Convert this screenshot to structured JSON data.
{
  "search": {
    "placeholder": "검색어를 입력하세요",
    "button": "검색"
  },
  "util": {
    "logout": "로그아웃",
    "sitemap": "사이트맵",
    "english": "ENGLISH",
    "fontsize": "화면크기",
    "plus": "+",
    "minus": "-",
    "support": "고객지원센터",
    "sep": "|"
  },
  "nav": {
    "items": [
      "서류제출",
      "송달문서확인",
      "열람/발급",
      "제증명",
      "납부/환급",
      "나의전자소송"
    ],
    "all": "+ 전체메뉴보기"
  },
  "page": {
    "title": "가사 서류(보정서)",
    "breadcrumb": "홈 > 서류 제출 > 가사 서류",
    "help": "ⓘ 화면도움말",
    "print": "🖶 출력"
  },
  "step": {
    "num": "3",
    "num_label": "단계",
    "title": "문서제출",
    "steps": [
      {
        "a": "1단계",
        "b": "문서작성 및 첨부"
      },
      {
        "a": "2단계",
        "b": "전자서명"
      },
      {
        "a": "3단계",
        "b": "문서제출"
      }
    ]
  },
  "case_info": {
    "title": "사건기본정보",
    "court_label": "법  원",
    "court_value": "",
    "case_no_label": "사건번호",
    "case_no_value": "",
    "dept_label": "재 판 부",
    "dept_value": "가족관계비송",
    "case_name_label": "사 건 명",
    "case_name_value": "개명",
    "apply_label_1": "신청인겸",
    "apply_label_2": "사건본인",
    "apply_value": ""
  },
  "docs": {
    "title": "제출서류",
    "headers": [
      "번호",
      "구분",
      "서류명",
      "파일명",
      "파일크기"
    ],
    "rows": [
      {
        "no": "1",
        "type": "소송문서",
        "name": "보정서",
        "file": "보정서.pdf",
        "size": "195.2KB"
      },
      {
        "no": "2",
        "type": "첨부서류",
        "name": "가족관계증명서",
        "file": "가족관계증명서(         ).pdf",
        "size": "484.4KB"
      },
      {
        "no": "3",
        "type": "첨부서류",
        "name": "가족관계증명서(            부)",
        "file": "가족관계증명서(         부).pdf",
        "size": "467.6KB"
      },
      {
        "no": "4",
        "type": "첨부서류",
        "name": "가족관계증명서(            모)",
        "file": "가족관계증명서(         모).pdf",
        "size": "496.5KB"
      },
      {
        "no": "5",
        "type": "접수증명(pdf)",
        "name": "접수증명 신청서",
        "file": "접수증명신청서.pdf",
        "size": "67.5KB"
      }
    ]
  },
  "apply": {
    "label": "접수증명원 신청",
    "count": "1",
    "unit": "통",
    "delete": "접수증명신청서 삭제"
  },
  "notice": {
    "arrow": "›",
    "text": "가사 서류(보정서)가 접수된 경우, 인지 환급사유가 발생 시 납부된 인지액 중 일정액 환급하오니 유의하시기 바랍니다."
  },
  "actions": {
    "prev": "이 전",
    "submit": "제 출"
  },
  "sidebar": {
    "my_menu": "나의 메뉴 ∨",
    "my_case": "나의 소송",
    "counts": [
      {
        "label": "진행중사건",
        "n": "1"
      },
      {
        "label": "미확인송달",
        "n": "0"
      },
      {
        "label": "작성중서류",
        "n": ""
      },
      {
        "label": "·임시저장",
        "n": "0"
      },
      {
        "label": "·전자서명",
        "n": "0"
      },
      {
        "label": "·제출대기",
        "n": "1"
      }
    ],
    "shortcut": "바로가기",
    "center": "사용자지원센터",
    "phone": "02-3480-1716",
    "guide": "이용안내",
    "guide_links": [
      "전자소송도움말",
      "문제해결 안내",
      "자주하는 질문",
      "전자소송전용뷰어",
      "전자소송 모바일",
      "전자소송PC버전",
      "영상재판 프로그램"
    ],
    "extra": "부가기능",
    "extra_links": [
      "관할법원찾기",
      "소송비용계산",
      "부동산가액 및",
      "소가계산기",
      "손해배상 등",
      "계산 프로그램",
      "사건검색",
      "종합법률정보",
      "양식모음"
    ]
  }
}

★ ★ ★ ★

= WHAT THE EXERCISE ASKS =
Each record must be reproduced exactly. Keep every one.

= RESULT OF THE TASK =
Convert this screenshot to structured JSON data.
{
  "search": {
    "placeholder": "검색어를 입력하세요",
    "button": "검색"
  },
  "util": {
    "logout": "로그아웃",
    "sitemap": "사이트맵",
    "english": "ENGLISH",
    "fontsize": "화면크기",
    "plus": "+",
    "minus": "-",
    "support": "고객지원센터",
    "sep": "|"
  },
  "nav": {
    "items": [
      "서류제출",
      "송달문서확인",
      "열람/발급",
      "제증명",
      "납부/환급",
      "나의전자소송"
    ],
    "all": "+ 전체메뉴보기"
  },
  "page": {
    "title": "가사 서류(보정서)",
    "breadcrumb": "홈 > 서류 제출 > 가사 서류",
    "help": "ⓘ 화면도움말",
    "print": "🖶 출력"
  },
  "step": {
    "num": "3",
    "num_label": "단계",
    "title": "문서제출",
    "steps": [
      {
        "a": "1단계",
        "b": "문서작성 및 첨부"
      },
      {
        "a": "2단계",
        "b": "전자서명"
      },
      {
        "a": "3단계",
        "b": "문서제출"
      }
    ]
  },
  "case_info": {
    "title": "사건기본정보",
    "court_label": "법  원",
    "court_value": "",
    "case_no_label": "사건번호",
    "case_no_value": "",
    "dept_label": "재 판 부",
    "dept_value": "가족관계비송",
    "case_name_label": "사 건 명",
    "case_name_value": "개명",
    "apply_label_1": "신청인겸",
    "apply_label_2": "사건본인",
    "apply_value": ""
  },
  "docs": {
    "title": "제출서류",
    "headers": [
      "번호",
      "구분",
      "서류명",
      "파일명",
      "파일크기"
    ],
    "rows": [
      {
        "no": "1",
        "type": "소송문서",
        "name": "보정서",
        "file": "보정서.pdf",
        "size": "195.2KB"
      },
      {
        "no": "2",
        "type": "첨부서류",
        "name": "가족관계증명서",
        "file": "가족관계증명서(         ).pdf",
        "size": "484.4KB"
      },
      {
        "no": "3",
        "type": "첨부서류",
        "name": "가족관계증명서(            부)",
        "file": "가족관계증명서(         부).pdf",
        "size": "467.6KB"
      },
      {
        "no": "4",
        "type": "첨부서류",
        "name": "가족관계증명서(            모)",
        "file": "가족관계증명서(         모).pdf",
        "size": "496.5KB"
      },
      {
        "no": "5",
        "type": "접수증명(pdf)",
        "name": "접수증명 신청서",
        "file": "접수증명신청서.pdf",
        "size": "67.5KB"
      }
    ]
  },
  "apply": {
    "label": "접수증명원 신청",
    "count": "1",
    "unit": "통",
    "delete": "접수증명신청서 삭제"
  },
  "notice": {
    "arrow": "›",
    "text": "가사 서류(보정서)가 접수된 경우, 인지 환급사유가 발생 시 납부된 인지액 중 일정액 환급하오니 유의하시기 바랍니다."
  },
  "actions": {
    "prev": "이 전",
    "submit": "제 출"
  },
  "sidebar": {
    "my_menu": "나의 메뉴 ∨",
    "my_case": "나의 소송",
    "counts": [
      {
        "label": "진행중사건",
        "n": "1"
      },
      {
        "label": "미확인송달",
        "n": "0"
      },
      {
        "label": "작성중서류",
        "n": ""
      },
      {
        "label": "·임시저장",
        "n": "0"
      },
      {
        "label": "·전자서명",
        "n": "0"
      },
      {
        "label": "·제출대기",
        "n": "1"
      }
    ],
    "shortcut": "바로가기",
    "center": "사용자지원센터",
    "phone": "02-3480-1716",
    "guide": "이용안내",
    "guide_links": [
      "전자소송도움말",
      "문제해결 안내",
      "자주하는 질문",
      "전자소송전용뷰어",
      "전자소송 모바일",
      "전자소송PC버전",
      "영상재판 프로그램"
    ],
    "extra": "부가기능",
    "extra_links": [
      "관할법원찾기",
      "소송비용계산",
      "부동산가액 및",
      "소가계산기",
      "손해배상 등",
      "계산 프로그램",
      "사건검색",
      "종합법률정보",
      "양식모음"
    ]
  }
}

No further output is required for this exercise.